There isn’t usually much to do in your admin account(s). Instead, you’ll be assuming roles in other accounts where your real work happens. There are three ways this happens:

substrate assume-role

Ad-hoc movement throughout your organization is made easy by the substrate assume-role command. It understands the layout and can convert domains, environments, and qualities into the appropriate AWS account numbers for you.

To get temporary credentials in your example development default account (once you’ve created such an account), you’d run substrate assume-role -domain example -environment development -quality default. Without any additional arguments, substrate assume-role prints shell environment variables so you should wrap it in eval.
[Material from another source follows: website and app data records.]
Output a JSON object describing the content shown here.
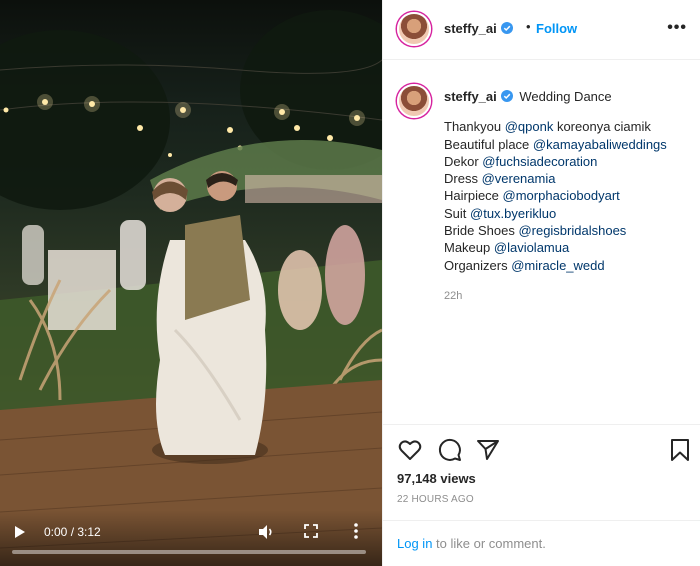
{
  "video": {
    "current_time": "0:00",
    "duration": "3:12",
    "time_separator": " / ",
    "progress": 0.0,
    "icons": [
      "play-icon",
      "volume-icon",
      "fullscreen-icon",
      "more-vertical-icon"
    ]
  },
  "post": {
    "username": "steffy_ai",
    "verified": true,
    "separator": "•",
    "follow_label": "Follow",
    "more_label": "•••",
    "caption_title": "Wedding Dance",
    "caption_lines": [
      {
        "text": "Thankyou ",
        "tag": "@qponk",
        "after": " koreonya ciamik"
      },
      {
        "text": "Beautiful place ",
        "tag": "@kamayabaliweddings",
        "after": ""
      },
      {
        "text": "Dekor ",
        "tag": "@fuchsiadecoration",
        "after": ""
      },
      {
        "text": "Dress ",
        "tag": "@verenamia",
        "after": ""
      },
      {
        "text": "Hairpiece ",
        "tag": "@morphaciobodyart",
        "after": ""
      },
      {
        "text": "Suit ",
        "tag": "@tux.byerikluo",
        "after": ""
      },
      {
        "text": "Bride Shoes ",
        "tag": "@regisbridalshoes",
        "after": ""
      },
      {
        "text": "Makeup ",
        "tag": "@laviolamua",
        "after": ""
      },
      {
        "text": "Organizers ",
        "tag": "@miracle_wedd",
        "after": ""
      }
    ],
    "caption_age": "22h",
    "views": "97,148 views",
    "timestamp": "22 HOURS AGO",
    "login_link": "Log in",
    "login_suffix": " to like or comment."
  },
  "colors": {
    "accent": "#0095f6",
    "tag": "#00376b",
    "muted": "#8e8e8e",
    "text": "#262626",
    "verified": "#3897f0"
  }
}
It will also feed the shell an unassume-role alias you can use to pop back into your admin account:

eval $(substrate assume-role -domain example -environment development -quality default)
# do whatever you like
unassume-role

If you have a specific command you need to run, tack it onto the end thus:

substrate assume-role -domain example -environment development -quality default aws ec2 describe-security-groups

Terraform

A lot of work in your AWS organization hopefully happens in Terraform and not ad-hoc shell sessions. substrate create-account creates a root Terraform module for you with providers configured to assume the appropriate role so you don’t have to think about matching credentials in your environment with directories in which you invoke terraform apply. All you’ll ever need to invoke Terraform are those Administrator you get from the Credential and Instance Factories.

AWS Console

The AWS Console includes a “switch role” feature that you’re welcome to use but accessing the AWS Console shows that you probably won’t need it. In your Substrate-managed AWS organization, access to the AWS Console feels less like switching roles and more like going straight into the account you need to access.